### [Work item]
Go through the records below and copy out every line holding "minutes".

Extracted entries START

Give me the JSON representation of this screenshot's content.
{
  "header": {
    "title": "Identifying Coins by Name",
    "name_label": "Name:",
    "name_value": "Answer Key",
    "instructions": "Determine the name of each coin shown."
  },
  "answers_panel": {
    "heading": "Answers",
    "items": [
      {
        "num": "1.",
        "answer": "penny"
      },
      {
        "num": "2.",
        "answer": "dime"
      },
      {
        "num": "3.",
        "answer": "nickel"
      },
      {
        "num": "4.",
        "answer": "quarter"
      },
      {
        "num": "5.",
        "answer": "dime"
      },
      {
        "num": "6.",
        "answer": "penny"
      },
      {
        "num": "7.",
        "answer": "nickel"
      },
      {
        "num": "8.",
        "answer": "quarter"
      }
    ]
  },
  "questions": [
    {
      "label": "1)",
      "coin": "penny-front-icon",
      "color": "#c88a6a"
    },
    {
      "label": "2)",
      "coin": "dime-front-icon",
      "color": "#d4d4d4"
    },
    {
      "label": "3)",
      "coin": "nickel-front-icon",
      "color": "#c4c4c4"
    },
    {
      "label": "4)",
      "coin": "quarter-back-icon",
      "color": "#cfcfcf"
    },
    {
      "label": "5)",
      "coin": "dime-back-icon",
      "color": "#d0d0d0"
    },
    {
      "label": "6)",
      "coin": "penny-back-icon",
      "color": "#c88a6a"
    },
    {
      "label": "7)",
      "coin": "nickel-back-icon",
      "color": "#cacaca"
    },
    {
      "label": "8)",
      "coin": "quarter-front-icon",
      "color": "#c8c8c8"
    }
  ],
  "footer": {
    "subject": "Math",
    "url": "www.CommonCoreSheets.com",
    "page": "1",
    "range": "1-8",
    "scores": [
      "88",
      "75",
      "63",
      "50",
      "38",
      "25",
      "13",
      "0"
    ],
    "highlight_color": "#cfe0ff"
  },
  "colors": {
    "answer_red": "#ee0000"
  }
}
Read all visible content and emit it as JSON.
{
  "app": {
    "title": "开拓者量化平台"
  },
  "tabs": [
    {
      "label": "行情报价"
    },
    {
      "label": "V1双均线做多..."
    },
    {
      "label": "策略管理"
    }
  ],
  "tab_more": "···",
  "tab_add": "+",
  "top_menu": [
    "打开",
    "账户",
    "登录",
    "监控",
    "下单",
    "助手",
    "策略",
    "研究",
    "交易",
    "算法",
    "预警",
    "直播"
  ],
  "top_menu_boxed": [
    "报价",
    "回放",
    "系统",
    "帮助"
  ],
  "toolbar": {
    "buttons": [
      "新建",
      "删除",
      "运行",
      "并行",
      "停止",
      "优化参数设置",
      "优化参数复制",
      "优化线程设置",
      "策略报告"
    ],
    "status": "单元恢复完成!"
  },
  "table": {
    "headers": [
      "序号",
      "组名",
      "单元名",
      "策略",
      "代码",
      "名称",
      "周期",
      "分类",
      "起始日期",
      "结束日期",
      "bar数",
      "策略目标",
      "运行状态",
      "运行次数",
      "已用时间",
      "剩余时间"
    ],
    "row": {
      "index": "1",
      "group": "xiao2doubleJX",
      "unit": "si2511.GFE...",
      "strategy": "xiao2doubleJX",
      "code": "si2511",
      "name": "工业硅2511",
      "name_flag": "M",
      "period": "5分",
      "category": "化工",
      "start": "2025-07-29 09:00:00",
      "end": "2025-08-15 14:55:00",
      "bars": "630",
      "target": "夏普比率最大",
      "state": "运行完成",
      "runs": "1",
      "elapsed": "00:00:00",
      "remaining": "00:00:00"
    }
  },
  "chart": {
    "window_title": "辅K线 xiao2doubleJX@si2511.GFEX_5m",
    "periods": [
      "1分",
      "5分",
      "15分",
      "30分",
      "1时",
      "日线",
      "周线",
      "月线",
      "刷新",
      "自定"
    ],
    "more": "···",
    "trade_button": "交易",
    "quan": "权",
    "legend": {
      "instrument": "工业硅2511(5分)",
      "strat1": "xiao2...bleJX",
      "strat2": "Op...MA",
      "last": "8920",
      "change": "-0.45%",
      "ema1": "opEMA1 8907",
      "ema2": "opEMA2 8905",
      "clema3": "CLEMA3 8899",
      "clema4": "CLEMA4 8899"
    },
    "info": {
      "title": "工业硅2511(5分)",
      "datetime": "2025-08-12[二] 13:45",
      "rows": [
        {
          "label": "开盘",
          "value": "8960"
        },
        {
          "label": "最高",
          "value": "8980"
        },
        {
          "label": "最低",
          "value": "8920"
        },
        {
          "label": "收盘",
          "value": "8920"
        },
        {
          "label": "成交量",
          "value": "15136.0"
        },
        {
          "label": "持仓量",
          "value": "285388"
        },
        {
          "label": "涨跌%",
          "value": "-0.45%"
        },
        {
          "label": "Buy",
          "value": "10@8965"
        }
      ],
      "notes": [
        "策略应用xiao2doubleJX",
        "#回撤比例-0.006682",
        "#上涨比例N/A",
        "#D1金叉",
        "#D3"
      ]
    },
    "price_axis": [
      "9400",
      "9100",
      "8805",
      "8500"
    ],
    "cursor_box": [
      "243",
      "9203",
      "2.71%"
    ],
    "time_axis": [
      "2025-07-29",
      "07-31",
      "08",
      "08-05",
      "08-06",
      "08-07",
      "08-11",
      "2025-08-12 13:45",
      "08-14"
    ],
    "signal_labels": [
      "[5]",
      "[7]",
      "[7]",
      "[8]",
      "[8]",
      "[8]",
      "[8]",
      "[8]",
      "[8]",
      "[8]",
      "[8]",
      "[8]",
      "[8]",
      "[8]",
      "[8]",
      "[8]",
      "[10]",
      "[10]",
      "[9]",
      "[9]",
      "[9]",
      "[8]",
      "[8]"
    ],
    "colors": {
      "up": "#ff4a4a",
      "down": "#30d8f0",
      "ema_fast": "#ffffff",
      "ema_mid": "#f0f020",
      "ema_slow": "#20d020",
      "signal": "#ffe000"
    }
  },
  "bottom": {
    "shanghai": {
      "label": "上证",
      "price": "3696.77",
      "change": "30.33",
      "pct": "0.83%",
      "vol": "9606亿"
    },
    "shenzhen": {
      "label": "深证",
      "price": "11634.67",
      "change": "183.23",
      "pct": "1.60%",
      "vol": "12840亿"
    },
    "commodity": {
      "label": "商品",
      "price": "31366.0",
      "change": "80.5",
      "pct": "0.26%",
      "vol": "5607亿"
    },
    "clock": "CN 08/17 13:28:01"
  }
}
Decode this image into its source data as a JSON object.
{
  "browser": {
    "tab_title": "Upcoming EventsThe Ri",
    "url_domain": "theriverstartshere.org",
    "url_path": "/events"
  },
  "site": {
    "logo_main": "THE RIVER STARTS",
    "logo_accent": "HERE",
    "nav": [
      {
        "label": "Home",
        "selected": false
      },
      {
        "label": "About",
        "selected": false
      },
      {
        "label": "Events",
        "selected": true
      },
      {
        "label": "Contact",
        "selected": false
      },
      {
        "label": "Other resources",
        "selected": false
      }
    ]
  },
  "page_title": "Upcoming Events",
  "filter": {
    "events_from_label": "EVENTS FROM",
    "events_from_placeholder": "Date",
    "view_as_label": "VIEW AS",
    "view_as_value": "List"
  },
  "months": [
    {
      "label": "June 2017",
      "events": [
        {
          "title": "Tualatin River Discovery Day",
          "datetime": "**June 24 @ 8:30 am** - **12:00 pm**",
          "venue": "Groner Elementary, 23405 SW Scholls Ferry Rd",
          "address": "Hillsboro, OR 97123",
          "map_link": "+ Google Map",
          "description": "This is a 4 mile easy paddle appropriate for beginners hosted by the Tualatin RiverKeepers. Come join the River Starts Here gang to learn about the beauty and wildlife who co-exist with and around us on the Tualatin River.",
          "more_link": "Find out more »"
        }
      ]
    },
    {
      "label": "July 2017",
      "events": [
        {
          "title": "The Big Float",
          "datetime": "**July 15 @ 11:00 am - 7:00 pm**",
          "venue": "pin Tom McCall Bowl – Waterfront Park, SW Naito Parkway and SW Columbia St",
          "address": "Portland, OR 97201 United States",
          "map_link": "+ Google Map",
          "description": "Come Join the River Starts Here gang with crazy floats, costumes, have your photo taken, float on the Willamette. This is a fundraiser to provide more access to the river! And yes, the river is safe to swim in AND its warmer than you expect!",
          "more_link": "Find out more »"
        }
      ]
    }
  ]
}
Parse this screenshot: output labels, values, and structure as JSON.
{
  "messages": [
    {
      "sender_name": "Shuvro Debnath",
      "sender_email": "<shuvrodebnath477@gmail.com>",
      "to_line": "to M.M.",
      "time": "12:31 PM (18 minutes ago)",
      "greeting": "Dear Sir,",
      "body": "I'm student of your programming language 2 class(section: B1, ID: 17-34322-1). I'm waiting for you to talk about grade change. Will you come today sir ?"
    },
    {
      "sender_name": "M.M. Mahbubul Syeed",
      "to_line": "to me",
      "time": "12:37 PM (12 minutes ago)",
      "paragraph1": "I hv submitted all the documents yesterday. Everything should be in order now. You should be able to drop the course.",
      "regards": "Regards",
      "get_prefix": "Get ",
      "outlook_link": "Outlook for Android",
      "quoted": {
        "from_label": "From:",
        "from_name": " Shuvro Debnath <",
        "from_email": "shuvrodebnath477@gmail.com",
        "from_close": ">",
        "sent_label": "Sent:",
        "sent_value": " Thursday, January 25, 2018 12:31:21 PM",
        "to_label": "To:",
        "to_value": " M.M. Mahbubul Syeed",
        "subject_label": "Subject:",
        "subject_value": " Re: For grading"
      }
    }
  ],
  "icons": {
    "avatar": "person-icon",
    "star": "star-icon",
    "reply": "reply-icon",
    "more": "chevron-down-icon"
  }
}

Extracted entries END

### [Task answer]
      "time": "12:31 PM (18 minutes ago)",
      "time": "12:37 PM (12 minutes ago)",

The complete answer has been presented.